If non-places like the metro directly confronts us with the banality, alienation and hollowness of urban existence, then the non-place where I live is no different. Like the metro where distance, silence and imagined invisibility are the norm, in the same space that I inhabit the similar practices pervade. In a space of anonymity, it conditions how we relate to each other while also marking our psyches and influencing how we feel about ourselves, thereby simultaneously affecting our relations with the world outside this space. If we get the chance to talk it remains brief and any conversation is bound to be superficial. There is almost a calculated and mutual understanding that these conversations must remain on the surface because establishing anything beyond it is not only a breach of convention, but almost like an unworthy investment of time and energy. The spatial configuration of our non-place, as devoid of identity, relation and symbols, then enforces the absence of social recognition of the self by the other and in turn creates an empty void that evokes sentiments of solitude and possible depression. The fight against this established order has been minimal although certainly present. The french woman for example has repeatedly tried to bring liveliness into the place by baking pancakes or buying sweets and leaving them on the counter together with a charming note inviting us all to freely take some. She even bought a little plant to balance out the angry notes that usually hang on the entrance wall. While her improvised efforts succeeded in establishing a symbolic footprint of social existence into an otherwise anonymous space, they failed to establish those very necessary social relations that keep us afloat.

At the same, it appears that this non-place is us, or rather a reflection of us. It is me because I arrived here with two bags of luggage: my belongings since I left holland 12 years ago when the meanings of ‘home’ and ‘identity’ changed forever and would never remain stable signifiers again. It is me because I have been stripped of those dominant identity markers that keep us rooted and stable; feeling neither dutch nor Ecuadorian, performing neither normative masculinity nor femininity, embodying neither hetero nor homo normative norms, not religious nor devout atheist, not white, but also not brown or black, neither bourgeois nor working class, neither student nor  professional. While (symbolic and material) markers of difference certainly have conditioned me, have shaped me deeply and continue to do so, my distance and alienness from (most of) these markers disallows me to truly engage with and relate to those that do strongly identify with them (and vice-versa). If then, I am devoid of fixed identity/identities, I am also devoid of a linear history because I am ever-changing. If I find it difficult to recognize the conscious self that I was even two years ago, despite tangible and intangible memories reminding me of a life lived in the past, then this causes ruptures with my understood ‘self’ across time and space and troubles those social relations that I have established in the past, but also the present. Consequently, if I am alien to both my past and present self, others become alien to me as well, and vice-versa.

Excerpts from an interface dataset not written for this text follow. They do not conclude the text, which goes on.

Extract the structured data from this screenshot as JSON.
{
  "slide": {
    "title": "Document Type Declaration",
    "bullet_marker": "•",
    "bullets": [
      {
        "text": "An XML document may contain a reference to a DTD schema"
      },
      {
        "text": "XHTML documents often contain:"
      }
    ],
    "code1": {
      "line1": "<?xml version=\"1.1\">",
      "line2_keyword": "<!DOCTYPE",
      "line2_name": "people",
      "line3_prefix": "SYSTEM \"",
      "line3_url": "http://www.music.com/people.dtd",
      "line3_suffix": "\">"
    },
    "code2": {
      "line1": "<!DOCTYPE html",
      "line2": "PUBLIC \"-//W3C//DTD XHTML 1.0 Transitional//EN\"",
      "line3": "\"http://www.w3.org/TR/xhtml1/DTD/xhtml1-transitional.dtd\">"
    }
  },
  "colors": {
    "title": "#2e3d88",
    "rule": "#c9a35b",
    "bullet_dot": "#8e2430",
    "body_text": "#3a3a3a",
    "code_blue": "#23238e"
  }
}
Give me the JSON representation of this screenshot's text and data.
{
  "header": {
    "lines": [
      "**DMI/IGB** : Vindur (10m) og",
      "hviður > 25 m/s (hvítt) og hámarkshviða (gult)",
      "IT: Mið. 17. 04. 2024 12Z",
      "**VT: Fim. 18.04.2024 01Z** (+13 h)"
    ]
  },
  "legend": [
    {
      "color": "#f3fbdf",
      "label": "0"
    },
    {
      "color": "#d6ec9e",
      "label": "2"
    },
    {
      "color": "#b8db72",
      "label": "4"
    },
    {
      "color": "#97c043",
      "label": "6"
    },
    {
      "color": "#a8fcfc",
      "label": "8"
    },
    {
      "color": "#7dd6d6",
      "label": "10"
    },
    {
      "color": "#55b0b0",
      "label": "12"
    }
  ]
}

I am then the embodiment of the global forces that make and shape a non-place: not identitarian, historical or relational.

Yet at the same time, in many ways I am no different to my housemates whom I do not know: dislocated strangers navigating through a gruesome dutch landscape of whiteness, assembled here in anonymity, all longing for a Home that, at best, can only exist in our imagination. I wonder then if non-placeness is becoming a condition of our time, to embody and to perform, that keeps us in a constant struggle to find Home and make Home but never arriving at its fullest splendor. As we struggle and improvise new possibilities of the Home, however exciting and innovating that can be, feelings of solitude and alienation pervasively remain